a) Describe the ECG shown on page 13 (ECG 30.2). (15% marks)
b) Describe the anatomical lesion/s resulting in these ECG changes and the mechanism of the changes in the aVR lead. (25% marks)
The already challenging process of finding ECGs which the college remove from their published papers (so they can reuse them) has been rendered even more challenging in the Cursed Second Paper of 2020 which was returned to the candidates without any official answers. So: this SAQ sounds like it might have involved ST changes in aVR, detailed by Robert Buttner and Ed Burns from LITFL. The image itself orginates from johnsonfrancis.org.
a) The ECG changes in this tracing:
b) The anatomical lesion is proximal LAD occlusion, resulting in basal ischaemia.
The mechanism, to quote directly from Johnson Francis:

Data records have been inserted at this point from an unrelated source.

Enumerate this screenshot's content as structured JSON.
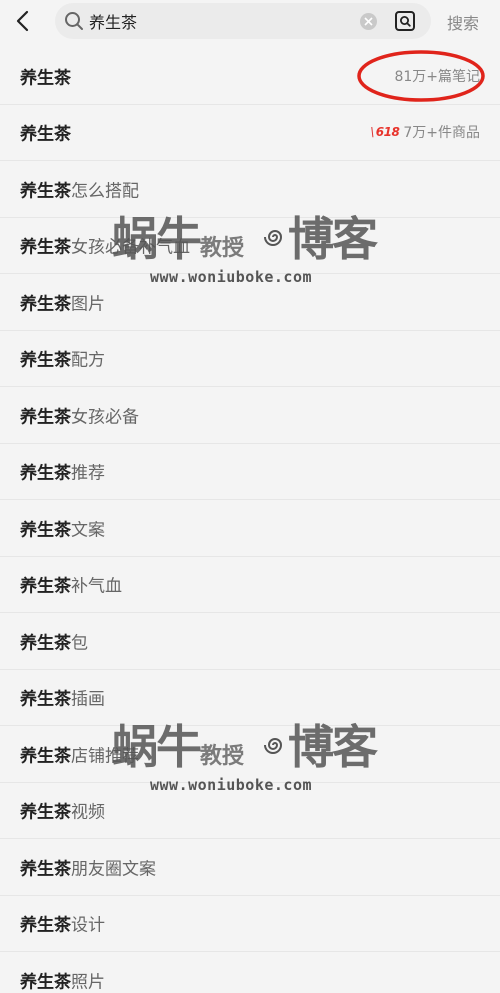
{
  "header": {
    "back_icon": "chevron-left-icon",
    "search": {
      "value": "养生茶",
      "icon": "search-icon",
      "clear_icon": "close-circle-icon",
      "scan_icon": "scan-icon"
    },
    "action_label": "搜索"
  },
  "suggestions": [
    {
      "keyword": "养生茶",
      "suffix": "",
      "meta": "81万+篇笔记"
    },
    {
      "keyword": "养生茶",
      "suffix": "",
      "badge": "618",
      "meta": "7万+件商品"
    },
    {
      "keyword": "养生茶",
      "suffix": "怎么搭配"
    },
    {
      "keyword": "养生茶",
      "suffix": "女孩必备补气血"
    },
    {
      "keyword": "养生茶",
      "suffix": "图片"
    },
    {
      "keyword": "养生茶",
      "suffix": "配方"
    },
    {
      "keyword": "养生茶",
      "suffix": "女孩必备"
    },
    {
      "keyword": "养生茶",
      "suffix": "推荐"
    },
    {
      "keyword": "养生茶",
      "suffix": "文案"
    },
    {
      "keyword": "养生茶",
      "suffix": "补气血"
    },
    {
      "keyword": "养生茶",
      "suffix": "包"
    },
    {
      "keyword": "养生茶",
      "suffix": "插画"
    },
    {
      "keyword": "养生茶",
      "suffix": "店铺推荐"
    },
    {
      "keyword": "养生茶",
      "suffix": "视频"
    },
    {
      "keyword": "养生茶",
      "suffix": "朋友圈文案"
    },
    {
      "keyword": "养生茶",
      "suffix": "设计"
    },
    {
      "keyword": "养生茶",
      "suffix": "照片"
    }
  ],
  "watermark": {
    "part1": "蜗牛",
    "part2": "教授",
    "part3": "博客",
    "url": "www.woniuboke.com"
  },
  "colors": {
    "background": "#f4f4f4",
    "highlight_ring": "#e0241b",
    "badge_red": "#e8342c"
  }
}
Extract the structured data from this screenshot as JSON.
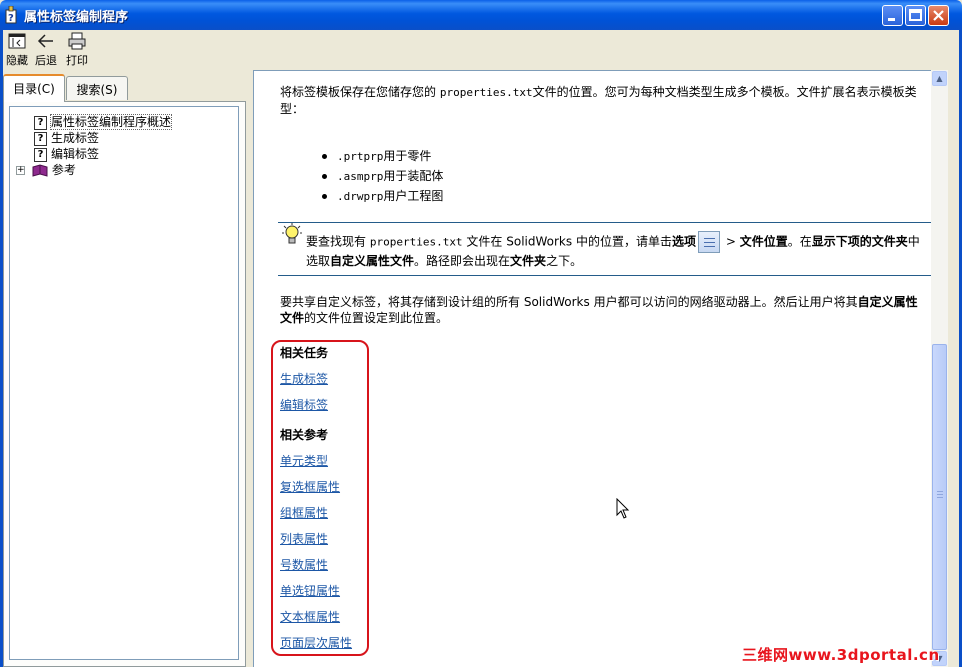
{
  "window": {
    "title": "属性标签编制程序"
  },
  "toolbar": {
    "hide_label": "隐藏",
    "back_label": "后退",
    "print_label": "打印"
  },
  "tabs": {
    "contents": "目录(C)",
    "search": "搜索(S)"
  },
  "tree": {
    "items": [
      {
        "label": "属性标签编制程序概述",
        "icon": "help-page-icon"
      },
      {
        "label": "生成标签",
        "icon": "help-page-icon"
      },
      {
        "label": "编辑标签",
        "icon": "help-page-icon"
      },
      {
        "label": "参考",
        "icon": "book-icon",
        "expander": "+"
      }
    ]
  },
  "content": {
    "intro_part1": "将标签模板保存在您储存您的",
    "intro_file": "properties.txt",
    "intro_part2": "文件的位置。您可为每种文档类型生成多个模板。文件扩展名表示模板类型：",
    "bullets": [
      {
        "ext": ".prtprp",
        "text": "用于零件"
      },
      {
        "ext": ".asmprp",
        "text": "用于装配体"
      },
      {
        "ext": ".drwprp",
        "text": "用户工程图"
      }
    ],
    "note": {
      "p1": "要查找现有",
      "file": "properties.txt",
      "p2": "文件在",
      "app": "SolidWorks",
      "p3": "中的位置，请单击",
      "opt": "选项",
      "p4": ">",
      "fileloc": "文件位置",
      "p5": "。在",
      "show": "显示下项的文件夹",
      "p6": "中选取",
      "custom": "自定义属性文件",
      "p7": "。路径即会出现在",
      "folder": "文件夹",
      "p8": "之下。"
    },
    "share": {
      "p1": "要共享自定义标签，将其存储到设计组的所有",
      "app": "SolidWorks",
      "p2": "用户都可以访问的网络驱动器上。然后让用户将其",
      "custom": "自定义属性文件",
      "p3": "的文件位置设定到此位置。"
    },
    "related_tasks_heading": "相关任务",
    "related_tasks": [
      "生成标签",
      "编辑标签"
    ],
    "related_refs_heading": "相关参考",
    "related_refs": [
      "单元类型",
      "复选框属性",
      "组框属性",
      "列表属性",
      "号数属性",
      "单选钮属性",
      "文本框属性",
      "页面层次属性"
    ]
  },
  "watermark": "三维网www.3dportal.cn",
  "colors": {
    "titlebar": "#0054E3",
    "link": "#1D57A6",
    "highlight_box": "#D7141B",
    "watermark": "#E8151D"
  }
}
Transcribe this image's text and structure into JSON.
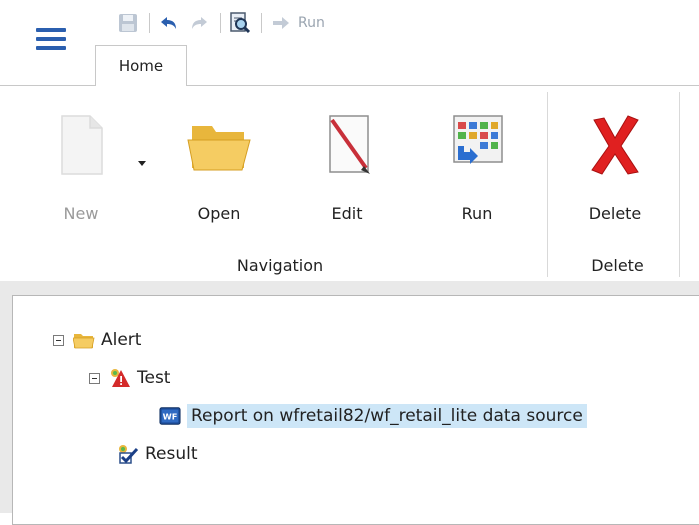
{
  "toolbar": {
    "quick_access": {
      "run_label": "Run"
    },
    "tabs": [
      {
        "label": "Home"
      }
    ]
  },
  "ribbon": {
    "buttons": [
      {
        "label": "New",
        "enabled": false,
        "icon": "new-document-icon"
      },
      {
        "label": "Open",
        "enabled": true,
        "icon": "folder-open-icon"
      },
      {
        "label": "Edit",
        "enabled": true,
        "icon": "edit-document-icon"
      },
      {
        "label": "Run",
        "enabled": true,
        "icon": "run-report-icon"
      },
      {
        "label": "Delete",
        "enabled": true,
        "icon": "delete-x-icon"
      }
    ],
    "groups": [
      {
        "label": "Navigation"
      },
      {
        "label": "Delete"
      }
    ]
  },
  "tree": {
    "root": {
      "label": "Alert",
      "icon": "folder-icon",
      "expanded": true
    },
    "test": {
      "label": "Test",
      "icon": "alert-test-icon",
      "expanded": true
    },
    "report": {
      "label": "Report on wfretail82/wf_retail_lite data source",
      "icon": "wf-report-icon",
      "selected": true
    },
    "result": {
      "label": "Result",
      "icon": "alert-result-icon"
    }
  },
  "colors": {
    "accent": "#2b5faf",
    "selection": "#cde6f7",
    "delete_red": "#e02020"
  }
}
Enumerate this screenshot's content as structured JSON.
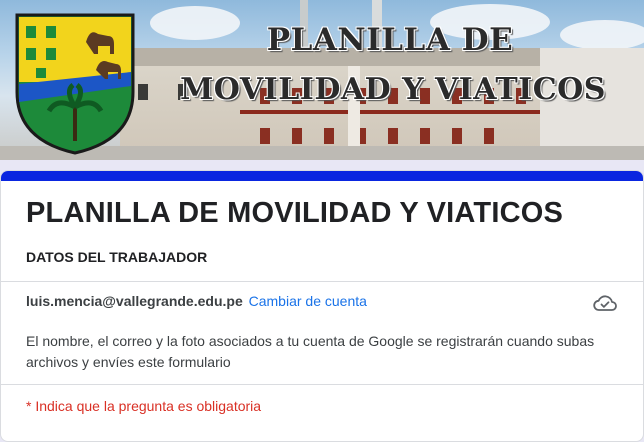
{
  "banner": {
    "title_line1": "PLANILLA DE",
    "title_line2": "MOVILIDAD Y VIATICOS"
  },
  "form": {
    "title": "PLANILLA DE MOVILIDAD Y VIATICOS",
    "section": "DATOS DEL TRABAJADOR",
    "account_email": "luis.mencia@vallegrande.edu.pe",
    "switch_account": "Cambiar de cuenta",
    "info": "El nombre, el correo y la foto asociados a tu cuenta de Google se registrarán cuando subas archivos y envíes este formulario",
    "required_note": "* Indica que la pregunta es obligatoria"
  },
  "colors": {
    "accent": "#0a26e0",
    "link": "#1a73e8",
    "required": "#d93025"
  },
  "icons": {
    "cloud_status": "cloud-done-icon",
    "crest": "school-crest"
  }
}
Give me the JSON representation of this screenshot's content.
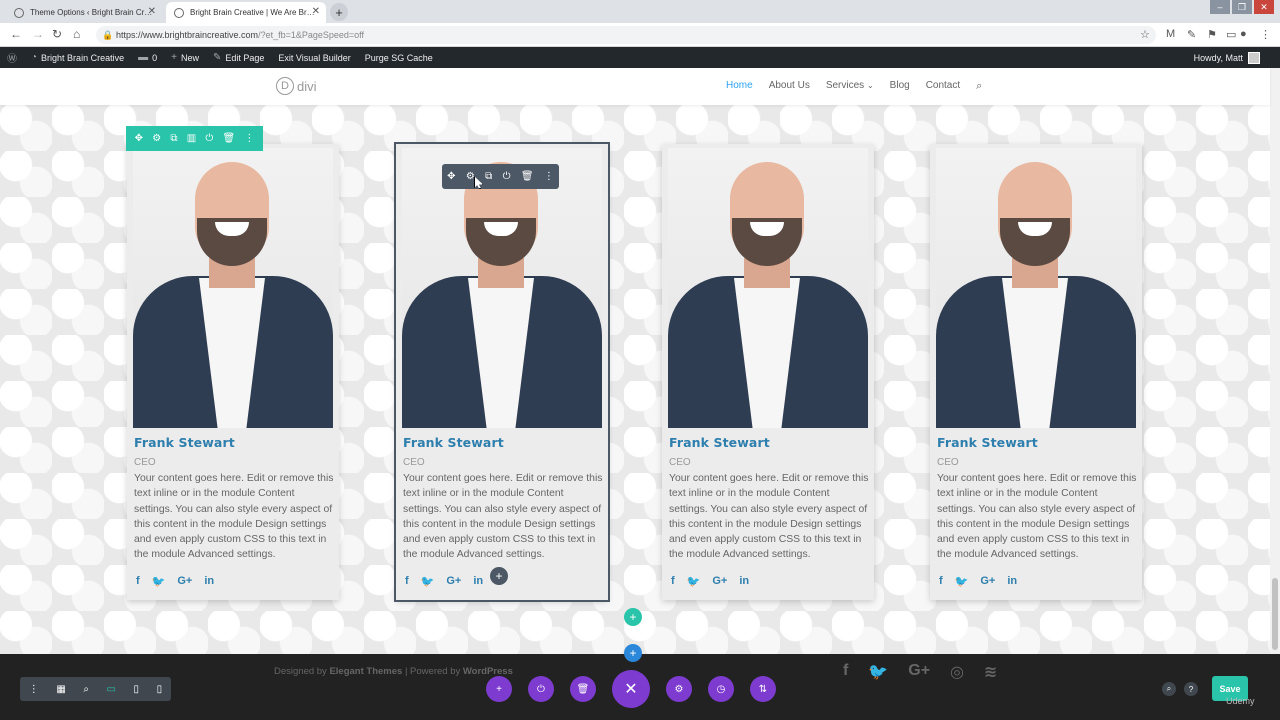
{
  "browser": {
    "tabs": [
      {
        "title": "Theme Options ‹ Bright Brain Cr…",
        "active": false
      },
      {
        "title": "Bright Brain Creative | We Are Br…",
        "active": true
      }
    ],
    "url_main": "https://www.brightbraincreative.com",
    "url_query": "/?et_fb=1&PageSpeed=off"
  },
  "adminbar": {
    "site": "Bright Brain Creative",
    "comments": "0",
    "new": "New",
    "edit": "Edit Page",
    "exit": "Exit Visual Builder",
    "purge": "Purge SG Cache",
    "howdy": "Howdy, Matt"
  },
  "header": {
    "logo_letter": "D",
    "logo_text": "divi",
    "nav": [
      "Home",
      "About Us",
      "Services",
      "Blog",
      "Contact"
    ]
  },
  "cards": [
    {
      "name": "Frank Stewart",
      "position": "CEO",
      "desc": "Your content goes here. Edit or remove this text inline or in the module Content settings. You can also style every aspect of this content in the module Design settings and even apply custom CSS to this text in the module Advanced settings."
    },
    {
      "name": "Frank Stewart",
      "position": "CEO",
      "desc": "Your content goes here. Edit or remove this text inline or in the module Content settings. You can also style every aspect of this content in the module Design settings and even apply custom CSS to this text in the module Advanced settings."
    },
    {
      "name": "Frank Stewart",
      "position": "CEO",
      "desc": "Your content goes here. Edit or remove this text inline or in the module Content settings. You can also style every aspect of this content in the module Design settings and even apply custom CSS to this text in the module Advanced settings."
    },
    {
      "name": "Frank Stewart",
      "position": "CEO",
      "desc": "Your content goes here. Edit or remove this text inline or in the module Content settings. You can also style every aspect of this content in the module Design settings and even apply custom CSS to this text in the module Advanced settings."
    }
  ],
  "social_glyphs": {
    "facebook": "f",
    "twitter": "🐦",
    "google": "G+",
    "linkedin": "in"
  },
  "footer": {
    "designed_by": "Designed by",
    "elegant": "Elegant Themes",
    "powered_by": "| Powered by",
    "wordpress": "WordPress"
  },
  "builder": {
    "save": "Save",
    "watermark": "Udemy"
  },
  "colors": {
    "accent": "#2ea3f2",
    "row_green": "#29c4a9",
    "module_dark": "#4c5866",
    "page_purple": "#7e3bd0",
    "section_blue": "#2b87da",
    "name_blue": "#2e7fae"
  }
}
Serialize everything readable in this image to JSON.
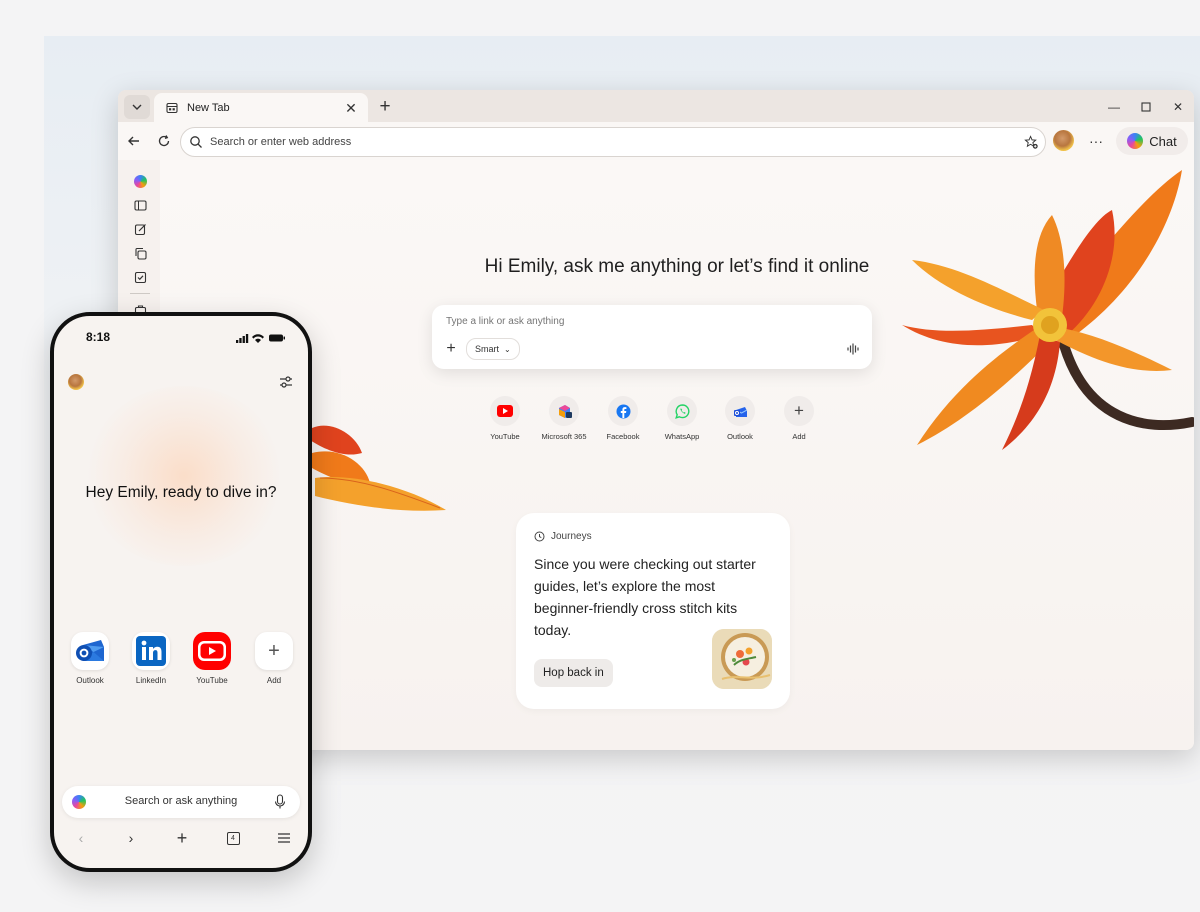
{
  "browser": {
    "tab": {
      "title": "New Tab"
    },
    "address_placeholder": "Search or enter web address",
    "chat_label": "Chat",
    "headline": "Hi Emily, ask me anything or let’s find it online",
    "ask_placeholder": "Type a link or ask anything",
    "smart_label": "Smart",
    "shortcuts": [
      {
        "label": "YouTube",
        "icon": "youtube-icon"
      },
      {
        "label": "Microsoft 365",
        "icon": "microsoft-365-icon"
      },
      {
        "label": "Facebook",
        "icon": "facebook-icon"
      },
      {
        "label": "WhatsApp",
        "icon": "whatsapp-icon"
      },
      {
        "label": "Outlook",
        "icon": "outlook-icon"
      },
      {
        "label": "Add",
        "icon": "plus-icon"
      }
    ],
    "journey": {
      "header": "Journeys",
      "text": "Since you were checking out starter guides, let’s explore the most beginner-friendly cross stitch kits today.",
      "button": "Hop back in"
    }
  },
  "phone": {
    "time": "8:18",
    "headline": "Hey Emily, ready to dive in?",
    "apps": [
      {
        "label": "Outlook",
        "icon": "outlook-icon"
      },
      {
        "label": "LinkedIn",
        "icon": "linkedin-icon"
      },
      {
        "label": "YouTube",
        "icon": "youtube-icon"
      },
      {
        "label": "Add",
        "icon": "plus-icon"
      }
    ],
    "tab_count": "4",
    "search_placeholder": "Search or ask anything"
  },
  "colors": {
    "accent_orange": "#f07a1a",
    "petal_red": "#e0431e",
    "youtube_red": "#ff0000",
    "linkedin_blue": "#0a66c2"
  }
}
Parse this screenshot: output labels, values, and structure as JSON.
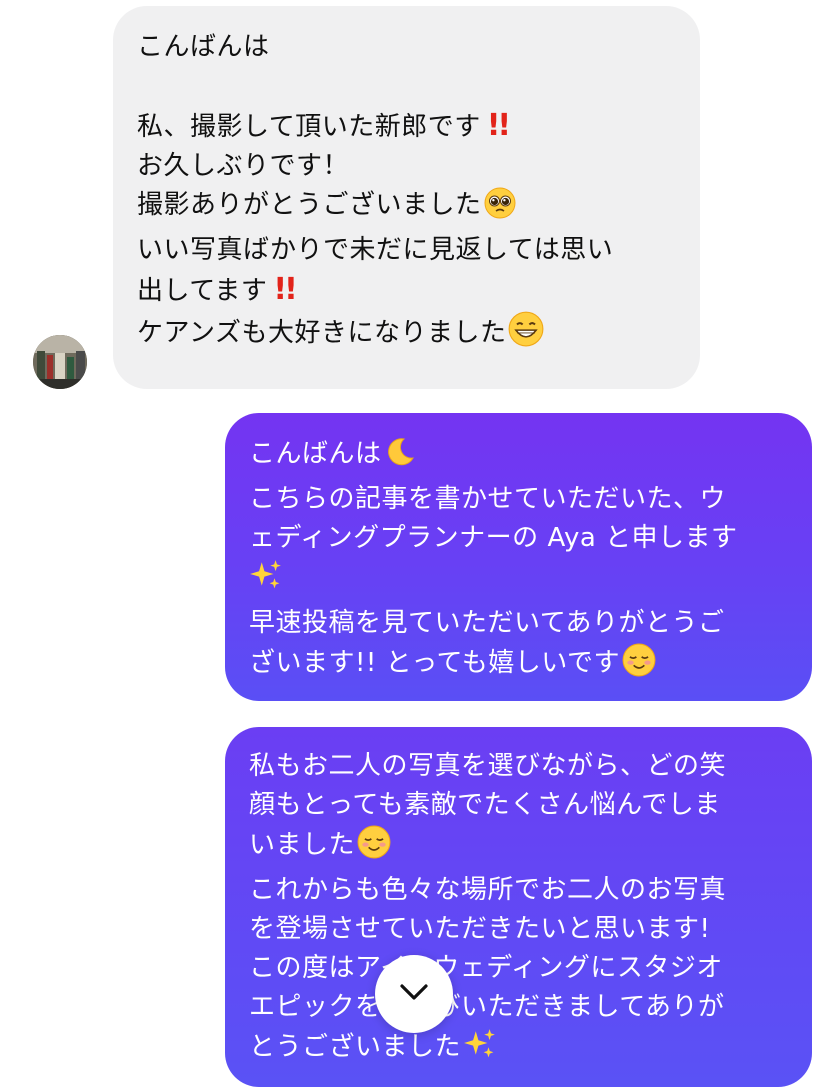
{
  "incoming_message": {
    "lines": [
      "こんばんは",
      "",
      "私、撮影して頂いた新郎です",
      "お久しぶりです！",
      "撮影ありがとうございました",
      "いい写真ばかりで未だに見返しては思い",
      "出してます",
      "ケアンズも大好きになりました"
    ],
    "emoji": {
      "line3": "double-exclamation-icon",
      "line5": "pleading-face-icon",
      "line7": "double-exclamation-icon",
      "line8": "grinning-face-icon"
    }
  },
  "outgoing_message_1": {
    "lines": [
      "こんばんは",
      "こちらの記事を書かせていただいた、ウ",
      "ェディングプランナーの Aya と申します",
      "",
      "早速投稿を見ていただいてありがとうご",
      "ざいます!! とっても嬉しいです"
    ],
    "emoji": {
      "line1": "crescent-moon-icon",
      "line4": "sparkles-icon",
      "line6": "smiling-face-icon"
    }
  },
  "outgoing_message_2": {
    "lines": [
      "私もお二人の写真を選びながら、どの笑",
      "顔もとっても素敵でたくさん悩んでしま",
      "いました",
      "これからも色々な場所でお二人のお写真",
      "を登場させていただきたいと思います!",
      "この度はアイ・ウェディングにスタジオ",
      "エピックをお選びいただきましてありが",
      "とうございました"
    ],
    "emoji": {
      "line3": "smiling-face-icon",
      "line8": "sparkles-icon"
    }
  },
  "controls": {
    "scroll_down_icon": "chevron-down-icon"
  },
  "colors": {
    "incoming_bubble": "#f0f0f1",
    "outgoing_gradient_top": "#7434f2",
    "outgoing_gradient_bottom": "#5a52f5",
    "exclamation_red": "#e2231a"
  }
}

"ST segment elevation in aVR in proximal left LAD occlusion before first septal is thought to be due to transmural ischemia of the basal part of the septum. Injury current of basal part of septum is directed towards right shoulder and aVR."